"If the patient is not self-preserve or self-care, unfortunately we will not be able to admit him," said SWFAS Detox Program Director Alejandro Garcia-Barbon.
The SWFAS detox director could not talk about this specific case because of patient confidentiality rules, but did discuss the center's admission policies.
"We have admission criteria that, its not looking out for us, its looking out for the patient themselves," Garcia-Barbon explained.
Though SWFAS doesn't take patients who can't take care of their themselves, the center does refer them elsewhere.
"No patient leaves our doors without a list of doctors, a list of telephone numbers of other programs or other facilities or other doctors that can meet the patients' needs," Garcia-Barbon said.
Straub says that referral came too late.
"I couldn't even read the paper, my eyes were so foggy from what I was going through I couldn't read the printing on the paper," Straub said.
Ultimately, Straub worked through the worst of his detox in the hospital. Now back home, he says he is taking care of himself, like he always has.
"To me, it's a straight-up discrimination case," Straub said.

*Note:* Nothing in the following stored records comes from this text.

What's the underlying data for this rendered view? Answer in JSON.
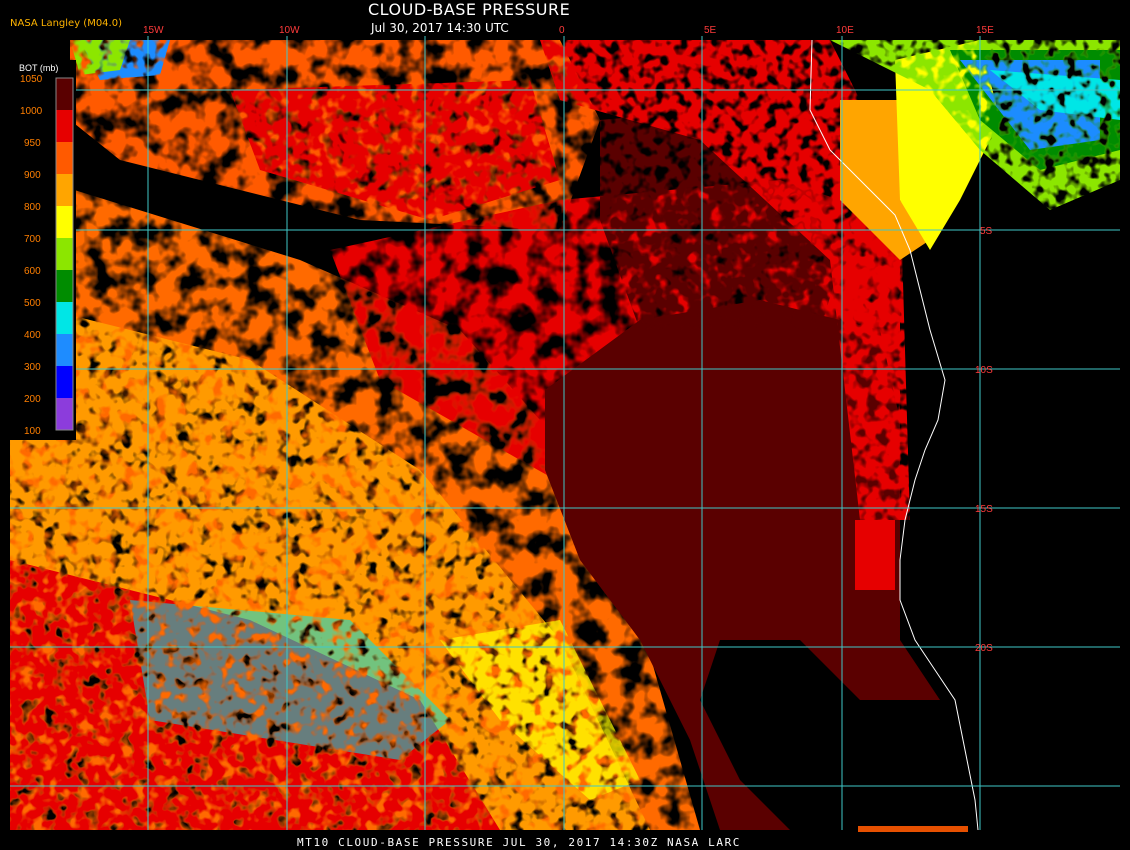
{
  "header": {
    "title": "CLOUD-BASE PRESSURE",
    "subtitle": "Jul 30, 2017 14:30 UTC",
    "agency": "NASA Langley (M04.0)"
  },
  "footer": {
    "text": "MT10  CLOUD-BASE PRESSURE   JUL 30, 2017 14:30Z   NASA LARC"
  },
  "colorbar": {
    "title": "BOT (mb)",
    "levels": [
      "1050",
      "1000",
      "950",
      "900",
      "800",
      "700",
      "600",
      "500",
      "400",
      "300",
      "200",
      "100"
    ],
    "colors": [
      "#5a0000",
      "#e60000",
      "#ff5a00",
      "#ffa500",
      "#ffff00",
      "#8ce600",
      "#008c00",
      "#00e6e6",
      "#1e8cff",
      "#0000ff",
      "#8c3cdc"
    ]
  },
  "grid": {
    "lon_labels": [
      "15W",
      "10W",
      "0",
      "5E",
      "10E",
      "15E"
    ],
    "lat_labels": [
      "5S",
      "10S",
      "15S",
      "20S"
    ],
    "line_color": "#40c8c8"
  }
}
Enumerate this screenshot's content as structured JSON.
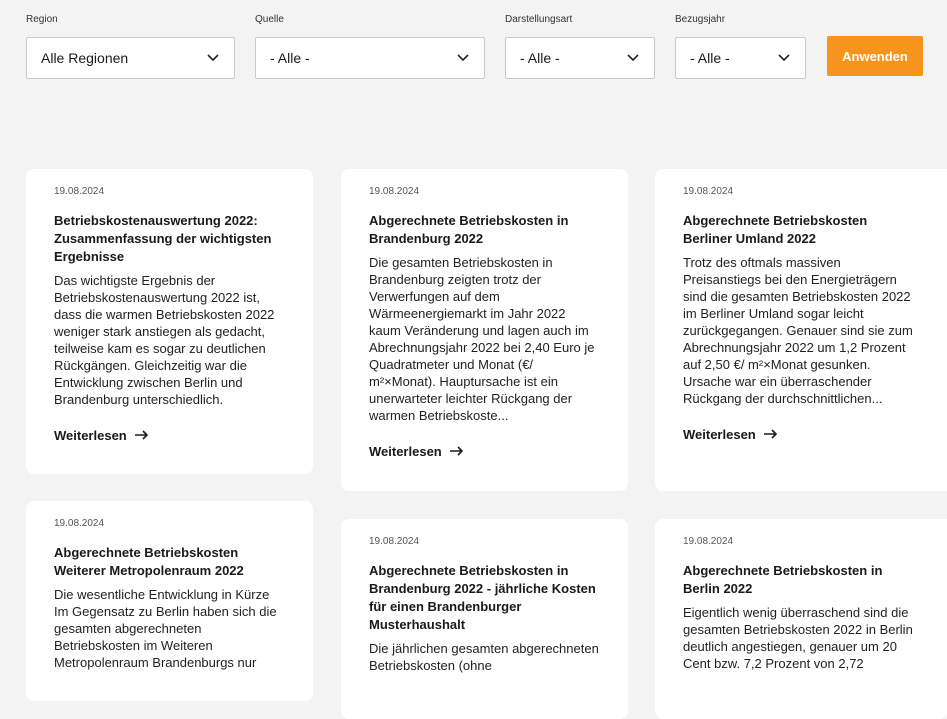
{
  "filters": {
    "region": {
      "label": "Region",
      "value": "Alle Regionen"
    },
    "quelle": {
      "label": "Quelle",
      "value": "- Alle -"
    },
    "darstellungsart": {
      "label": "Darstellungsart",
      "value": "- Alle -"
    },
    "bezugsjahr": {
      "label": "Bezugsjahr",
      "value": "- Alle -"
    },
    "apply_label": "Anwenden"
  },
  "colors": {
    "accent": "#f7941e",
    "background": "#f3f3f3",
    "card": "#ffffff"
  },
  "read_more_label": "Weiterlesen",
  "cards": [
    {
      "date": "19.08.2024",
      "title": "Betriebskostenauswertung 2022: Zusammenfassung der wichtigsten Ergebnisse",
      "text": "Das wichtigste Ergebnis der Betriebskostenauswertung 2022 ist, dass die warmen Betriebskosten 2022 weniger stark anstiegen als gedacht, teilweise kam es sogar zu deutlichen Rückgängen. Gleichzeitig war die Entwicklung zwischen Berlin und Brandenburg unterschiedlich."
    },
    {
      "date": "19.08.2024",
      "title": "Abgerechnete Betriebskosten in Brandenburg 2022",
      "text": "Die gesamten Betriebskosten in Brandenburg zeigten trotz der Verwerfungen auf dem Wärmeenergiemarkt im Jahr 2022 kaum Veränderung und lagen auch im Abrechnungsjahr 2022 bei 2,40 Euro je Quadratmeter und Monat (€/ m²×Monat). Hauptursache ist ein unerwarteter leichter Rückgang der warmen Betriebskoste..."
    },
    {
      "date": "19.08.2024",
      "title": "Abgerechnete Betriebskosten Berliner Umland 2022",
      "text": "Trotz des oftmals massiven Preisanstiegs bei den Energieträgern sind die gesamten Betriebskosten 2022 im Berliner Umland sogar leicht zurückgegangen. Genauer sind sie zum Abrechnungsjahr 2022 um 1,2 Prozent auf 2,50 €/ m²×Monat gesunken. Ursache war ein überraschender Rückgang der durchschnittlichen..."
    },
    {
      "date": "19.08.2024",
      "title": "Abgerechnete Betriebskosten Weiterer Metropolenraum 2022",
      "text": "Die wesentliche Entwicklung in Kürze Im Gegensatz zu Berlin haben sich die gesamten abgerechneten Betriebskosten im Weiteren Metropolenraum Brandenburgs nur"
    },
    {
      "date": "19.08.2024",
      "title": "Abgerechnete Betriebskosten in Brandenburg 2022 - jährliche Kosten für einen Brandenburger Musterhaushalt",
      "text": "Die jährlichen gesamten abgerechneten Betriebskosten (ohne"
    },
    {
      "date": "19.08.2024",
      "title": "Abgerechnete Betriebskosten in Berlin 2022",
      "text": "Eigentlich wenig überraschend sind die gesamten Betriebskosten 2022 in Berlin deutlich angestiegen, genauer um 20 Cent bzw. 7,2 Prozent von 2,72"
    }
  ]
}
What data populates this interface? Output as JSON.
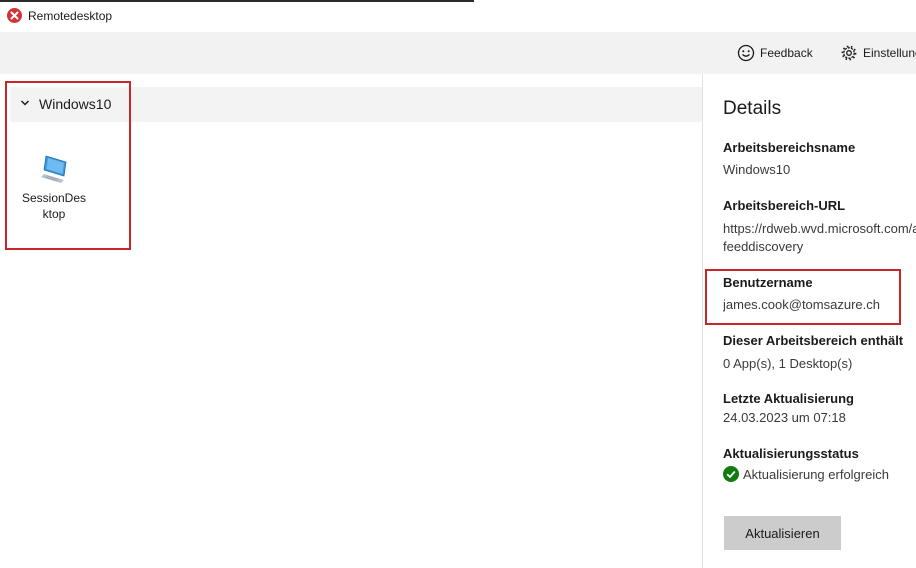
{
  "window": {
    "title": "Remotedesktop"
  },
  "toolbar": {
    "feedback_label": "Feedback",
    "settings_label": "Einstellungen"
  },
  "workspace": {
    "group_name": "Windows10",
    "tiles": [
      {
        "name_line1": "SessionDes",
        "name_line2": "ktop"
      }
    ]
  },
  "details": {
    "heading": "Details",
    "workspace_name_label": "Arbeitsbereichsname",
    "workspace_name_value": "Windows10",
    "url_label": "Arbeitsbereich-URL",
    "url_value_line1": "https://rdweb.wvd.microsoft.com/api/arm/",
    "url_value_line2": "feeddiscovery",
    "username_label": "Benutzername",
    "username_value": "james.cook@tomsazure.ch",
    "contains_label": "Dieser Arbeitsbereich enthält",
    "contains_value": "0 App(s), 1 Desktop(s)",
    "last_update_label": "Letzte Aktualisierung",
    "last_update_value": "24.03.2023 um 07:18",
    "status_label": "Aktualisierungsstatus",
    "status_value": "Aktualisierung erfolgreich",
    "refresh_button": "Aktualisieren"
  },
  "colors": {
    "highlight": "#c8262b",
    "success": "#107c10",
    "button_bg": "#cccccc"
  }
}
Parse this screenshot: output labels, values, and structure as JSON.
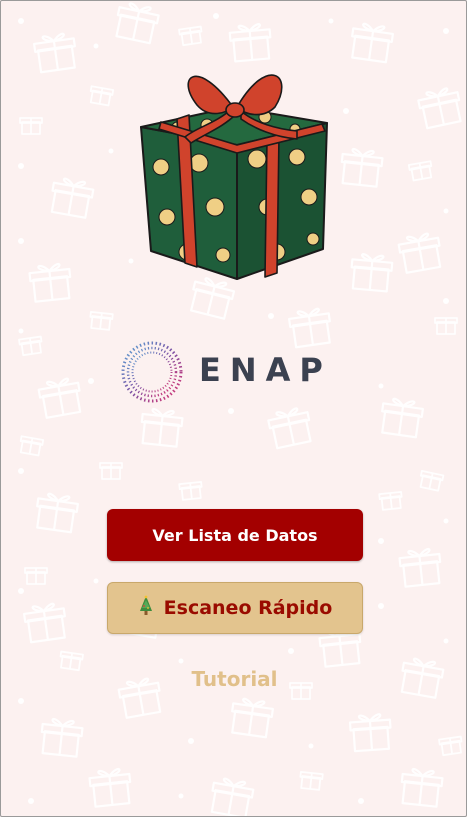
{
  "brand": {
    "name": "ENAP"
  },
  "actions": {
    "primary_label": "Ver Lista de Datos",
    "secondary_label": "Escaneo Rápido",
    "secondary_icon": "christmas-tree-icon",
    "tutorial_label": "Tutorial"
  },
  "colors": {
    "background": "#fcf1f0",
    "primary_button": "#a30000",
    "secondary_button": "#e3c48e",
    "secondary_text": "#9a0b00",
    "tutorial_text": "#e1c08a",
    "gift_box": "#1f5e3b",
    "gift_ribbon": "#d0432c",
    "gift_dots": "#efcf85"
  }
}
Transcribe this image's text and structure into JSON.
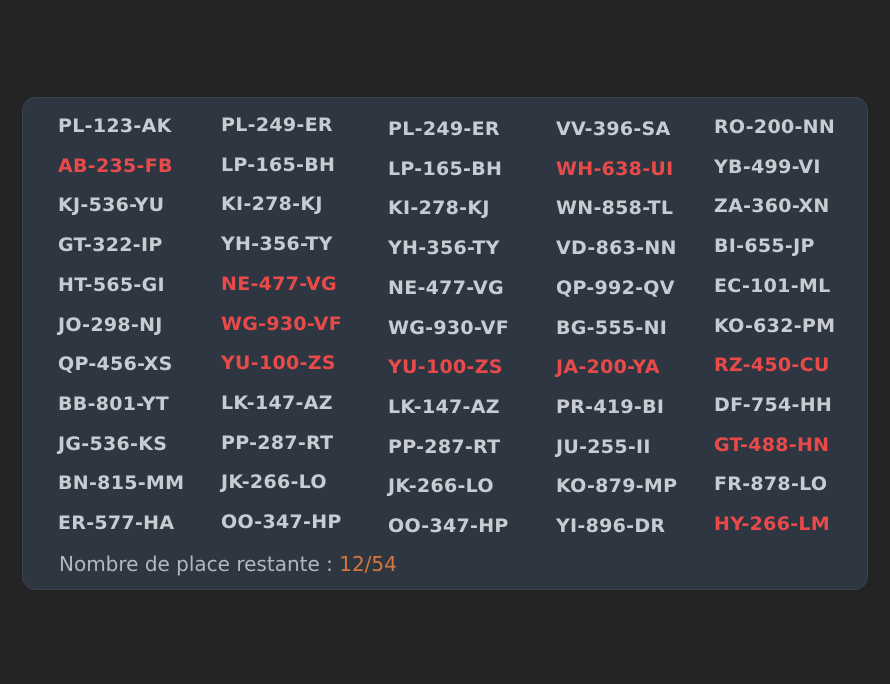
{
  "columns": [
    [
      {
        "plate": "PL-123-AK",
        "taken": false
      },
      {
        "plate": "AB-235-FB",
        "taken": true
      },
      {
        "plate": "KJ-536-YU",
        "taken": false
      },
      {
        "plate": "GT-322-IP",
        "taken": false
      },
      {
        "plate": "HT-565-GI",
        "taken": false
      },
      {
        "plate": "JO-298-NJ",
        "taken": false
      },
      {
        "plate": "QP-456-XS",
        "taken": false
      },
      {
        "plate": "BB-801-YT",
        "taken": false
      },
      {
        "plate": "JG-536-KS",
        "taken": false
      },
      {
        "plate": "BN-815-MM",
        "taken": false
      },
      {
        "plate": "ER-577-HA",
        "taken": false
      }
    ],
    [
      {
        "plate": "PL-249-ER",
        "taken": false
      },
      {
        "plate": "LP-165-BH",
        "taken": false
      },
      {
        "plate": "KI-278-KJ",
        "taken": false
      },
      {
        "plate": "YH-356-TY",
        "taken": false
      },
      {
        "plate": "NE-477-VG",
        "taken": true
      },
      {
        "plate": "WG-930-VF",
        "taken": true
      },
      {
        "plate": "YU-100-ZS",
        "taken": true
      },
      {
        "plate": "LK-147-AZ",
        "taken": false
      },
      {
        "plate": "PP-287-RT",
        "taken": false
      },
      {
        "plate": "JK-266-LO",
        "taken": false
      },
      {
        "plate": "OO-347-HP",
        "taken": false
      }
    ],
    [
      {
        "plate": "PL-249-ER",
        "taken": false
      },
      {
        "plate": "LP-165-BH",
        "taken": false
      },
      {
        "plate": "KI-278-KJ",
        "taken": false
      },
      {
        "plate": "YH-356-TY",
        "taken": false
      },
      {
        "plate": "NE-477-VG",
        "taken": false
      },
      {
        "plate": "WG-930-VF",
        "taken": false
      },
      {
        "plate": "YU-100-ZS",
        "taken": true
      },
      {
        "plate": "LK-147-AZ",
        "taken": false
      },
      {
        "plate": "PP-287-RT",
        "taken": false
      },
      {
        "plate": "JK-266-LO",
        "taken": false
      },
      {
        "plate": "OO-347-HP",
        "taken": false
      }
    ],
    [
      {
        "plate": "VV-396-SA",
        "taken": false
      },
      {
        "plate": "WH-638-UI",
        "taken": true
      },
      {
        "plate": "WN-858-TL",
        "taken": false
      },
      {
        "plate": "VD-863-NN",
        "taken": false
      },
      {
        "plate": "QP-992-QV",
        "taken": false
      },
      {
        "plate": "BG-555-NI",
        "taken": false
      },
      {
        "plate": "JA-200-YA",
        "taken": true
      },
      {
        "plate": "PR-419-BI",
        "taken": false
      },
      {
        "plate": "JU-255-II",
        "taken": false
      },
      {
        "plate": "KO-879-MP",
        "taken": false
      },
      {
        "plate": "YI-896-DR",
        "taken": false
      }
    ],
    [
      {
        "plate": "RO-200-NN",
        "taken": false
      },
      {
        "plate": "YB-499-VI",
        "taken": false
      },
      {
        "plate": "ZA-360-XN",
        "taken": false
      },
      {
        "plate": "BI-655-JP",
        "taken": false
      },
      {
        "plate": "EC-101-ML",
        "taken": false
      },
      {
        "plate": "KO-632-PM",
        "taken": false
      },
      {
        "plate": "RZ-450-CU",
        "taken": true
      },
      {
        "plate": "DF-754-HH",
        "taken": false
      },
      {
        "plate": "GT-488-HN",
        "taken": true
      },
      {
        "plate": "FR-878-LO",
        "taken": false
      },
      {
        "plate": "HY-266-LM",
        "taken": true
      }
    ]
  ],
  "footer": {
    "label": "Nombre de place restante : ",
    "count": "12/54"
  },
  "colors": {
    "background": "#242424",
    "panel": "#2e3741",
    "plate_free": "#c8ccd2",
    "plate_taken": "#e84a4a",
    "count_accent": "#d6763d"
  }
}
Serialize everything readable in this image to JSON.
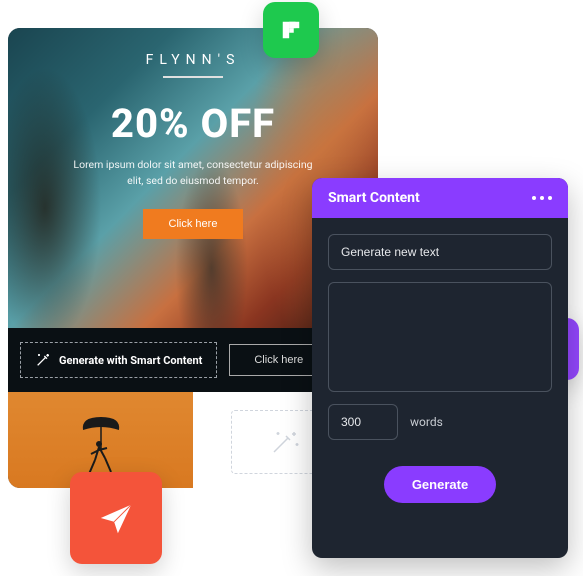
{
  "ad": {
    "brand": "FLYNN'S",
    "headline": "20% OFF",
    "subtext": "Lorem ipsum dolor sit amet, consectetur adipiscing elit, sed do eiusmod tempor.",
    "cta": "Click here",
    "smart_button": "Generate with Smart Content",
    "secondary_cta": "Click here"
  },
  "panel": {
    "title": "Smart Content",
    "prompt_value": "Generate new text",
    "words_value": "300",
    "words_label": "words",
    "generate_label": "Generate"
  },
  "colors": {
    "accent_purple": "#8a3cff",
    "accent_orange": "#f07b1f",
    "panel_bg": "#1e2530",
    "icon_green": "#1ec94e",
    "icon_red": "#f4543a"
  }
}
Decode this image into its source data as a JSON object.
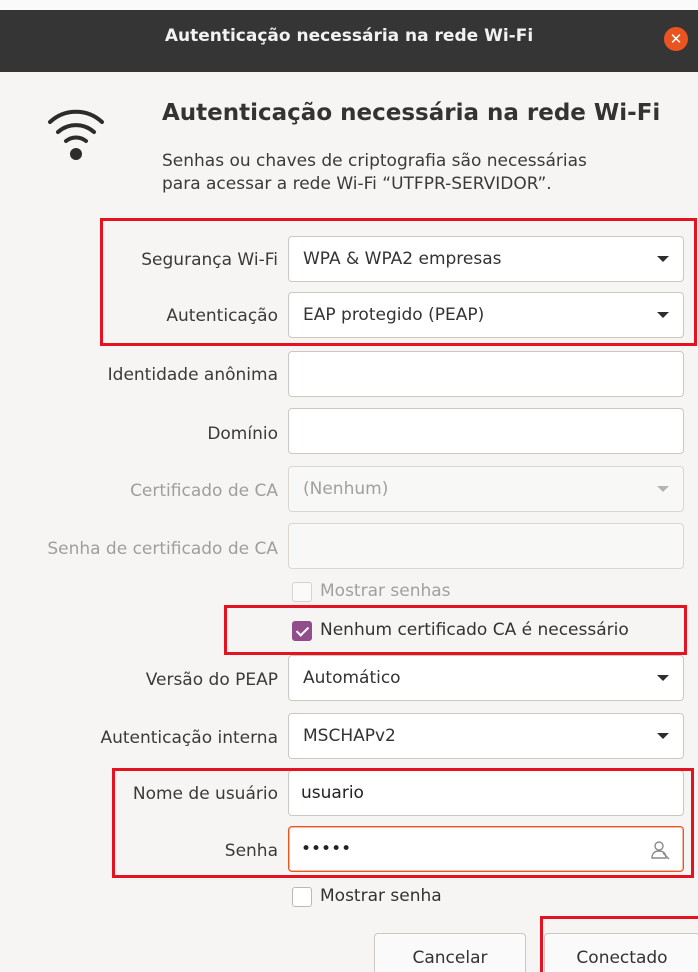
{
  "window": {
    "title": "Autenticação necessária na rede Wi-Fi",
    "close_icon": "close-icon"
  },
  "dialog": {
    "icon": "wifi-icon",
    "heading": "Autenticação necessária na rede Wi-Fi",
    "description_line1": "Senhas ou chaves de criptografia são necessárias",
    "description_line2": "para acessar a rede Wi-Fi “UTFPR-SERVIDOR”."
  },
  "form": {
    "wifi_security": {
      "label": "Segurança Wi-Fi",
      "value": "WPA & WPA2 empresas"
    },
    "authentication": {
      "label": "Autenticação",
      "value": "EAP protegido (PEAP)"
    },
    "anonymous_identity": {
      "label": "Identidade anônima",
      "value": ""
    },
    "domain": {
      "label": "Domínio",
      "value": ""
    },
    "ca_certificate": {
      "label": "Certificado de CA",
      "value": "(Nenhum)"
    },
    "ca_cert_password": {
      "label": "Senha de certificado de CA",
      "value": ""
    },
    "show_passwords": {
      "label": "Mostrar senhas",
      "checked": false
    },
    "no_ca_required": {
      "label": "Nenhum certificado CA é necessário",
      "checked": true
    },
    "peap_version": {
      "label": "Versão do PEAP",
      "value": "Automático"
    },
    "inner_auth": {
      "label": "Autenticação interna",
      "value": "MSCHAPv2"
    },
    "username": {
      "label": "Nome de usuário",
      "value": "usuario"
    },
    "password": {
      "label": "Senha",
      "value": "•••••"
    },
    "show_password": {
      "label": "Mostrar senha",
      "checked": false
    }
  },
  "buttons": {
    "cancel": "Cancelar",
    "connect": "Conectado"
  },
  "colors": {
    "highlight": "#e5121f",
    "accent": "#e95420",
    "checkbox": "#924d8b",
    "titlebar": "#353535"
  }
}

The SWFAS detox director says the facility is fully handicapped-accessible. He says a medical director helps decide who is and is not acceptable for treatment.